▶ **Activity**: One number is the full answer: how many lines in the records contain the word "location"?

(Data for this exercise begins)

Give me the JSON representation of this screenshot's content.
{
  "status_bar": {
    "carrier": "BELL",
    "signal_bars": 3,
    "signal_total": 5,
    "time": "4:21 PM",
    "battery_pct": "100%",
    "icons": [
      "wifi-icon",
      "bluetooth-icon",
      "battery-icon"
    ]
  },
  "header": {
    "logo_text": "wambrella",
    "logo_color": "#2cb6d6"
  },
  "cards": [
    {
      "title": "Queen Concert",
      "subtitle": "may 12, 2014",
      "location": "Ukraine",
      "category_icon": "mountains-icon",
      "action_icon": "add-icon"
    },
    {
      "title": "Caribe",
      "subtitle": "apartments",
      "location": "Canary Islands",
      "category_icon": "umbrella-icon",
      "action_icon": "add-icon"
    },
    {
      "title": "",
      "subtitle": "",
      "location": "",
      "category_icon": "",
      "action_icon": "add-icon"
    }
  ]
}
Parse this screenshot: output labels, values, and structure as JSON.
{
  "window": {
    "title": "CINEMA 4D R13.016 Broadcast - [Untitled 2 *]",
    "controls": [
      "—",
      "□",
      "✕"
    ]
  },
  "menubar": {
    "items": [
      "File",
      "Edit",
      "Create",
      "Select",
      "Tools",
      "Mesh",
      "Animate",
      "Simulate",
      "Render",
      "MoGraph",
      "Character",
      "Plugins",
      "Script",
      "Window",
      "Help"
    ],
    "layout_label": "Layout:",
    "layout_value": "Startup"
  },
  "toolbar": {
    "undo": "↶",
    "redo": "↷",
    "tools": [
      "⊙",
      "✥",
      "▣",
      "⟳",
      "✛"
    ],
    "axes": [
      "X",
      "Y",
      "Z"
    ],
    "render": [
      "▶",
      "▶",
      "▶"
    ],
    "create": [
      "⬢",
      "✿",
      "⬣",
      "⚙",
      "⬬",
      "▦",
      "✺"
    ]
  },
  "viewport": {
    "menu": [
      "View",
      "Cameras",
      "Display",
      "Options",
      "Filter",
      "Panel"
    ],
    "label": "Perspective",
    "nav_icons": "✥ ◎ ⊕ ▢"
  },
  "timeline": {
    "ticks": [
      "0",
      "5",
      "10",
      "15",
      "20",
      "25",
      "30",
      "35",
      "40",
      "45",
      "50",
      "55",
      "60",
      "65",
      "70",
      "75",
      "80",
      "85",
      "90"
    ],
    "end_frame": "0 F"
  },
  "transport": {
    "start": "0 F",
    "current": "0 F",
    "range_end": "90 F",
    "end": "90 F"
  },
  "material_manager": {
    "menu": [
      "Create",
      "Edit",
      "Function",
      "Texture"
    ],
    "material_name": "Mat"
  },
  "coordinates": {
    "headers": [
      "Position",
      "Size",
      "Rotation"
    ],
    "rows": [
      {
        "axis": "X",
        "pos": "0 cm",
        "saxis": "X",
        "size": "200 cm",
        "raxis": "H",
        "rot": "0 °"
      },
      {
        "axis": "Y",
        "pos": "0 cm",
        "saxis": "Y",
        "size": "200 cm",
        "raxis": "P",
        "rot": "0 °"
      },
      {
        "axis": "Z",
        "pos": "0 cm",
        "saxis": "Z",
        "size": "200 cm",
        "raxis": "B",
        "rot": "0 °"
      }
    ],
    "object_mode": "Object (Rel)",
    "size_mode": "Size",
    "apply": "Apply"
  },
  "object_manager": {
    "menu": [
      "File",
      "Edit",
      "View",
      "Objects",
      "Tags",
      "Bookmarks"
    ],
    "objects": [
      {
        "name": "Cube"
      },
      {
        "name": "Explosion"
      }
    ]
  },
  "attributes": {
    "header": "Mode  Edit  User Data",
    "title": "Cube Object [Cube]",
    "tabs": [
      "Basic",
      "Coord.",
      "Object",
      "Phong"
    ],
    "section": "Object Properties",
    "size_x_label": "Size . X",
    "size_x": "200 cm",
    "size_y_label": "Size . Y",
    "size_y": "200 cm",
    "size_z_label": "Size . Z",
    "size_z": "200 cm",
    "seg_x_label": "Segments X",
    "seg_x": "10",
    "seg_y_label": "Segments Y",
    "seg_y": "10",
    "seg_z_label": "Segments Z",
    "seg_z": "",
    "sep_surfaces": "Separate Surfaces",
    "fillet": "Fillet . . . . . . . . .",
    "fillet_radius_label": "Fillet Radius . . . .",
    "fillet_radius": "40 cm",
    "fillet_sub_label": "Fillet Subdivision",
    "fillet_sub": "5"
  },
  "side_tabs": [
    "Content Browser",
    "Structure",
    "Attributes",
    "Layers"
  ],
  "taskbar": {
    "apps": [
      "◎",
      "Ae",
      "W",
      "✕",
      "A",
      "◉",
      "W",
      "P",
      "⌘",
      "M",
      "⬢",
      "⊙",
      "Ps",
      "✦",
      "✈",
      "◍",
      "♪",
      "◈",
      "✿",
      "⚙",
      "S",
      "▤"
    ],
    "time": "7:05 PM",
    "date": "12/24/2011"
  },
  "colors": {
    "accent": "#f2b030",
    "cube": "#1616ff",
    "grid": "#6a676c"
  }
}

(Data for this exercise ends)

▶ **Answer to the problem**: 3